What is innovation economy 4

4th ZEW conference on innovation economics and patent research & STRIKE final conference COST Network on 19.-20. May 2011

It ranged from the financing and incentives for the implementation of innovation activities in companies to influencing variables on the innovation success to the analysis of cooperative research by companies with scientific institutions. Other lectures dealt with the role of the scientist as an inventor and examined motivation, productivity and other influencing factors. A workshop organized by the CoReach network focused on various aspects of innovation activities in China. In addition, the value of patents, the strategic behavior of companies with regard to their patent applications and an efficient design of the patent system were discussed.

Knowledge diffusion and spatial proximity

As part of plenary lectures, leading scientists presented their latest research results in the field of innovation economics. Mark Schankerman from the London School of Economics used the example of the United States to show that knowledge generated by universities often only spreads locally. In her lecture, Paula Stephan from Georgia State University presented new research approaches in the field of science economics, for example in the field of the previously largely unknown role of equipment and material in research practice. Frank T. Rothaermel (Georgia Institute of Technology) gave a lecture on the innovation strategies of established companies that are intended to help respond to technological developments in the market. Ben Martin (Science and Technology Policy Research, Brighton) gave an overview of the 20 most important developments in innovation research over the past 50 years. He also gave an outline of the influence of scientific studies on science policy.

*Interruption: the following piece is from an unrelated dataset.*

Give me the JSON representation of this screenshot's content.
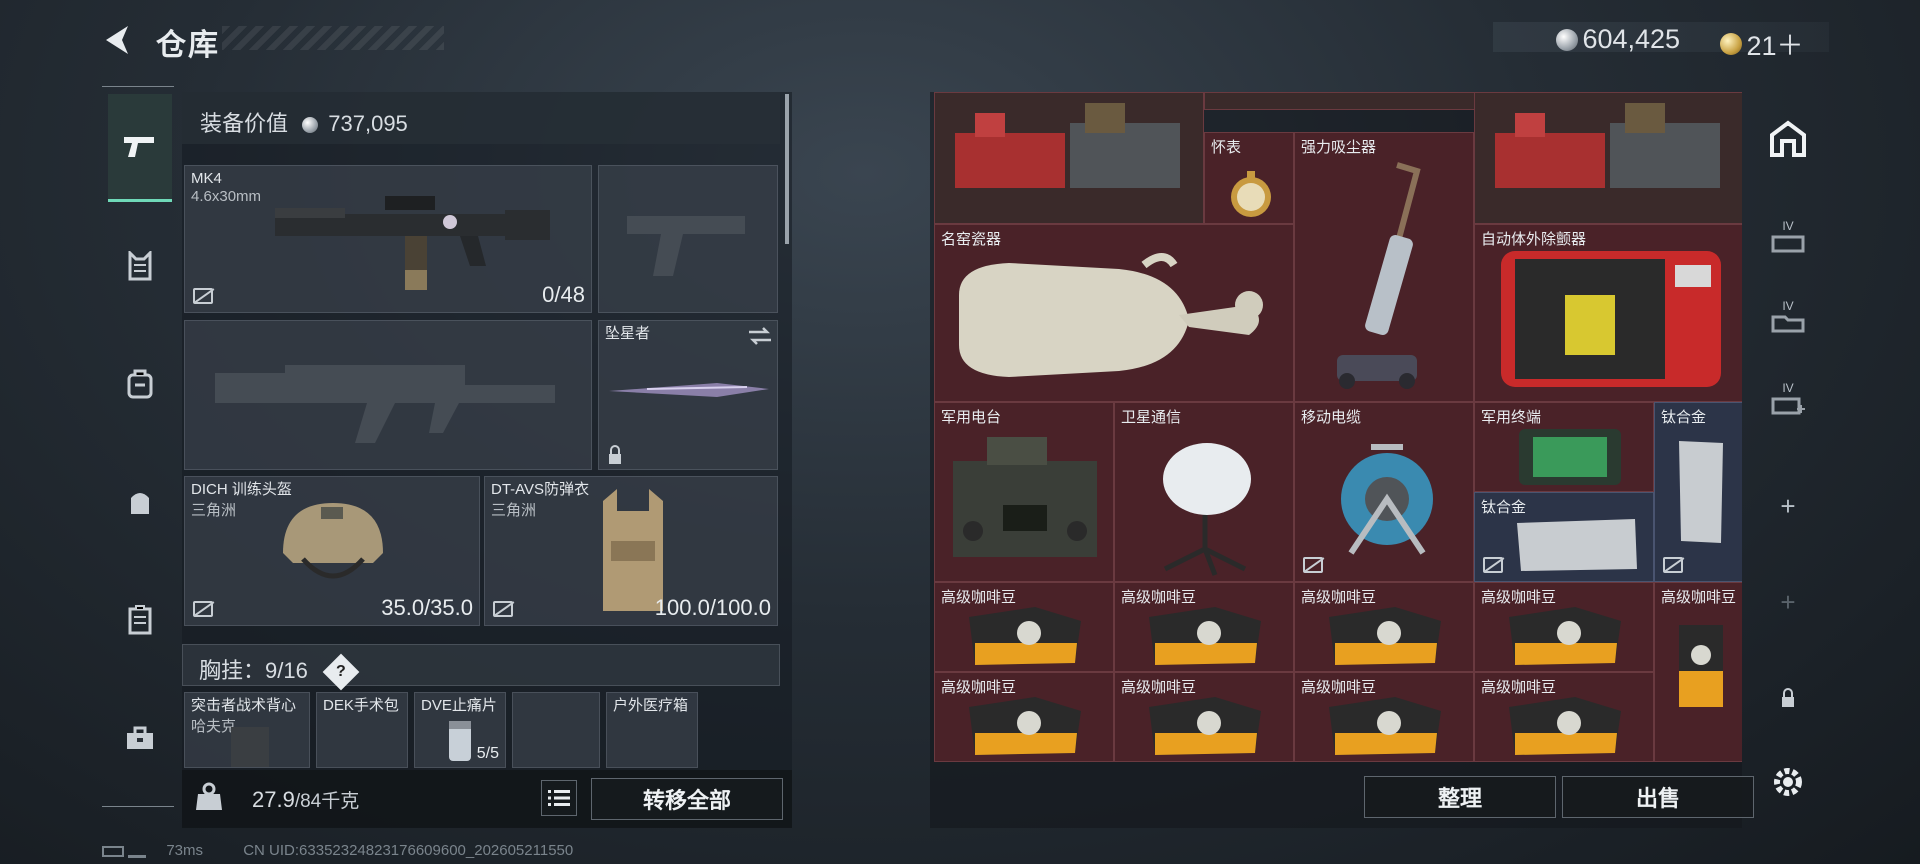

From "Lisbon" to "Europe 2020"

The process of the Lisbon strategy on "Europe 2020" was discussed in a discussion round. The main focus was on possibilities for the realization of a European research area. Walter Mönig (Federal Ministry of Education and Research) discussed from the perspective of a member state, Agust Ingthorsson (University of Iceland) represented the perspective of a third country, Christian Tidona (Biotech Cluster Heidelberg) the company perspective and Reinhilde Veugelers (Katholieke Universiteit Leuven) spoke from an economic perspective. The discussion was moderated by Marianne Paasi (EU Commission).

The harmonization of the European patent system with a focus on the community patent planned by the EU was the subject of a further panel discussion moderated by Dietmar Harhoff (Ludwig Maximilians University Munich and Expert Commission for Research and Innovation). The chief economists of three patent offices could be won as participants: Nikolaus Thumm (European Patent Office), Tony Clayton (British Patent Office) and Stuart Graham (US Patent Office). The discussion showed that there is still a considerable need for harmonization with regard to the division of tasks between national and European patent offices.

The conference took place with financial support from the European research networks STRIKE (Science and Technology Research in a Knowledge-Based Economy) and CAED (Comparative Analysis of Enterprise Data). In addition, the Mannheim network MACCI (Mannheim Center for Competition and Innovation) supported the event.